Data records for software interfaces
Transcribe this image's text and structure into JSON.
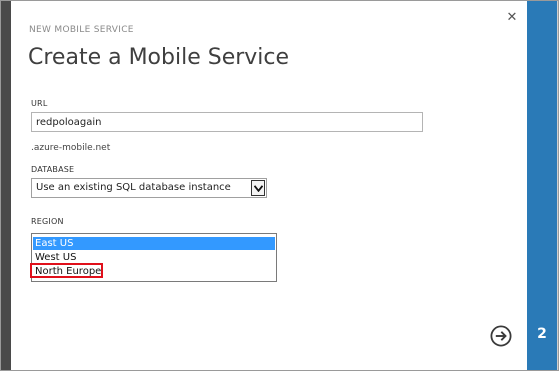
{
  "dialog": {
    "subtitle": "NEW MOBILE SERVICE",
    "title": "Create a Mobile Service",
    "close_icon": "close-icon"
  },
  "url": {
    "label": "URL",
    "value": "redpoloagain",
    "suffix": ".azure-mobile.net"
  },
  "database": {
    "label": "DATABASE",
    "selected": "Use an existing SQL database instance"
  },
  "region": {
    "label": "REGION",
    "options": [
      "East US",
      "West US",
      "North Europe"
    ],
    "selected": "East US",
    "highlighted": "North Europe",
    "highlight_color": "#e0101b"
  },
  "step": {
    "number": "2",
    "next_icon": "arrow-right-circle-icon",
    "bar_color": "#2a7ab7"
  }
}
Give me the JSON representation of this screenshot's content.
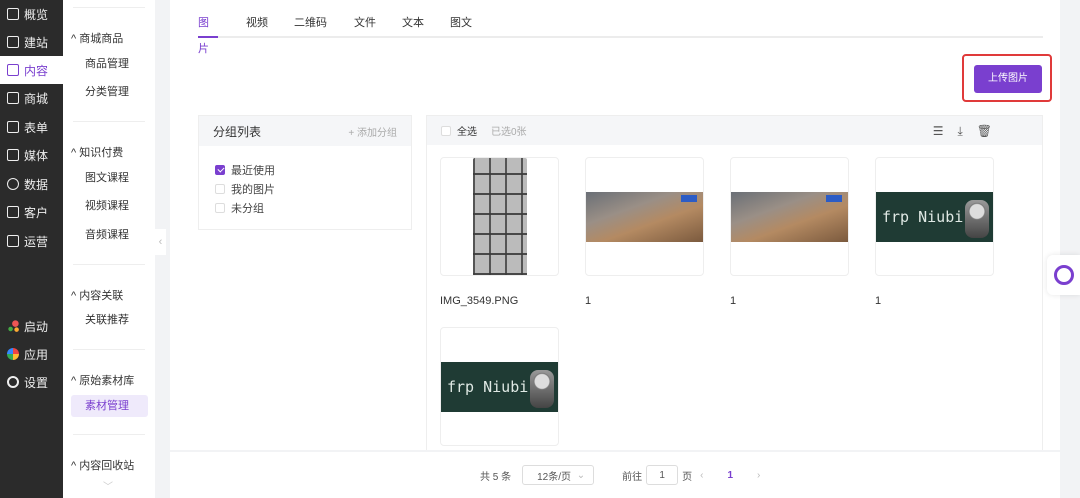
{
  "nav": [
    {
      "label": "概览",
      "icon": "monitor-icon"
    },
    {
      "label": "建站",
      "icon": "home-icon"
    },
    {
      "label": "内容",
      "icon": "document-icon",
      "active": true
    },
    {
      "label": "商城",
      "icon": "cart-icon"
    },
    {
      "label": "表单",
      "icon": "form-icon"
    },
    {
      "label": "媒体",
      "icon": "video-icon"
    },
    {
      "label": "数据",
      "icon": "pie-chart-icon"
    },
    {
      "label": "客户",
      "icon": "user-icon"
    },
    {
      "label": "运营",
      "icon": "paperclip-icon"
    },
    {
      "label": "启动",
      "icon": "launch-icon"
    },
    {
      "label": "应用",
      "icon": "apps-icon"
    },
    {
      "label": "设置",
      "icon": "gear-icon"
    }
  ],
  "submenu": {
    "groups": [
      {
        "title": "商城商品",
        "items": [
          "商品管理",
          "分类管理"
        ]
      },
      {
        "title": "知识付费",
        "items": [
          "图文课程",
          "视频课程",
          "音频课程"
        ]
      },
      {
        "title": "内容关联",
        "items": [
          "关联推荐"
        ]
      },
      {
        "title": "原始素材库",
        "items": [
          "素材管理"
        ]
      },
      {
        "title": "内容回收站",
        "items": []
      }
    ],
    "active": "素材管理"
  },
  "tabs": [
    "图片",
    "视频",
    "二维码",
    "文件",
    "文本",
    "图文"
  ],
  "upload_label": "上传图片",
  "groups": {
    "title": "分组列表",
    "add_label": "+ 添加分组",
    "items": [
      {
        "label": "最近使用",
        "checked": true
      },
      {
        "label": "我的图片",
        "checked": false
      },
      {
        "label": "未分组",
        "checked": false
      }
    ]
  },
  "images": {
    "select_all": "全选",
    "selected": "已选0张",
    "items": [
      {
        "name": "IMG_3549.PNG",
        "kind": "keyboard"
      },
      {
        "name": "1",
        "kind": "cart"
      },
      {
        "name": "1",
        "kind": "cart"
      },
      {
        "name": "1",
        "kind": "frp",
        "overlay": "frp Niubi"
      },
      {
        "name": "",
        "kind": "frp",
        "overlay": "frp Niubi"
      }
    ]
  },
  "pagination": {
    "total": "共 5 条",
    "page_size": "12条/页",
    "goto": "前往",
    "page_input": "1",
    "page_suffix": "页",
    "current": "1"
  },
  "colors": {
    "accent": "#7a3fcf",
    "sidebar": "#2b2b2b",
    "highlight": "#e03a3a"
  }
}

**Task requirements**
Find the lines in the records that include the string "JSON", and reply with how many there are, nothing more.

**Reply to the task**
2